I can reheat a piece of pizza in the microwave in thirty seconds. If I were to use my toaster oven to reheat that same piece of pizza it would certainly take longer. So is my toaster oven obsolete? NO WAY! If I want a nice crispy piece of reheated pizza it’s worth waiting for the toaster oven to work its magic. I never found a microwave that was able to retain the crispiness factor of anything!
Sometimes, before we even know it, we’ve sacrificed quality for speed. The real tragedy is this happens in our spiritual lives as much as it does in our culinary lives. Take Bible reading as an example. When is the last time you focused on one single verse for more than the time it took you to read it?
Or a singe word.
We need to take a cue from my toaster oven because sometimes it’s worth the wait. Thinking over a passage of scripture is a really valuable exercise. Considering it from different angles. Pausing on one word at a time until we have heard from our Creator in every possible way.
Sometimes speed is good. Better something than nothing. But don’t enslave yourself to speed otherwise a convenience will become an entrapment.
- Take your reading plan to the next level by reading the same passage for seven consecutive days. (I know this will drive you box checkers mad!). When we do this we are seeking quality over quantity. We are expecting the Bible to speak to us more than once and in more than one way. We are recognizing that the depth of Scripture deserves our attention as much as its breadth.
- Read. Each. Word. Of. A. Verse. As. If. It. Were. Followed. By. A. Period. God chose every word of the Bible. Each word communicates something to the reader. By pausing and reflecting on each new word you encounter you open up a storehouse of new ways for God to work in your heart and life.
- Commit to write out three verses of Scripture on an index card each day for a week. The difference between an email and a love letter does not need to be explained. Taking time to write out Scripture focuses us and slows us down. It helps us bring more of our senses into the exercise of internalizing the Scripture on which we are focused.

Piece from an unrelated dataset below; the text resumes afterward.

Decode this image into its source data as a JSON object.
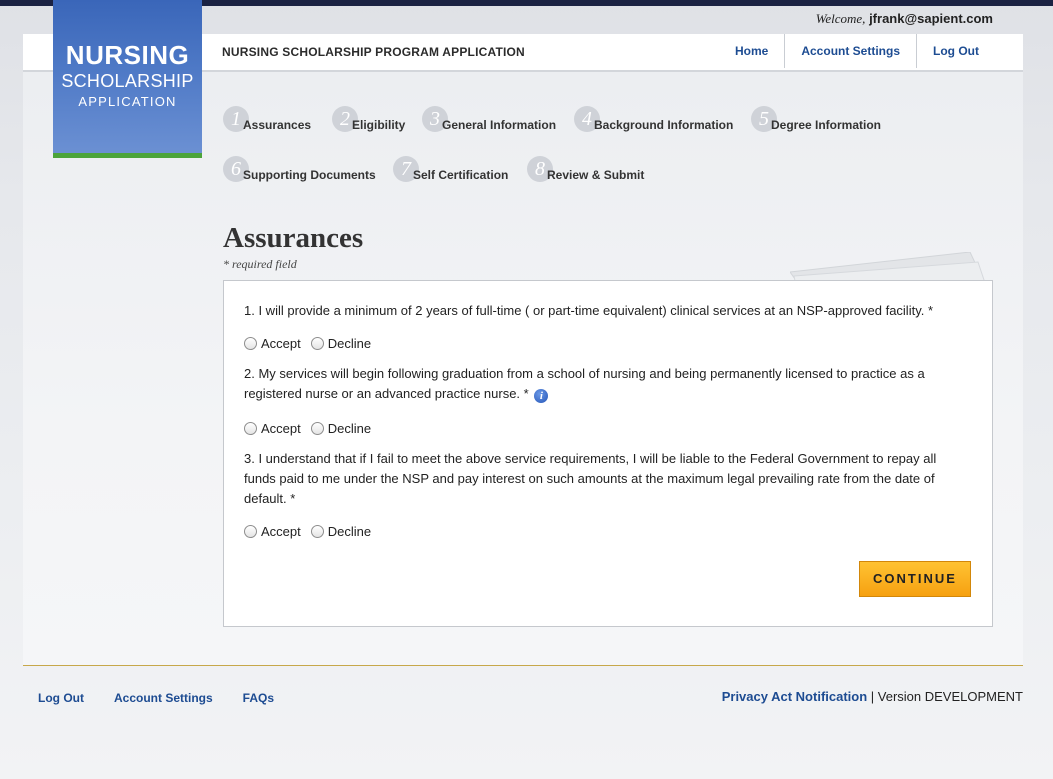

Toaster Oven’s might be quaint. They may or may not make a comeback. But they can still serve to remind us that some things are worth waiting for.
Is it easy or difficult for you to slow the pace at which you read Scripture?
Does reading less Scripture make you feel more guilty? Why or why not?
Do you have any methods or suggestions for the rest of us on how to read Scripture slowly?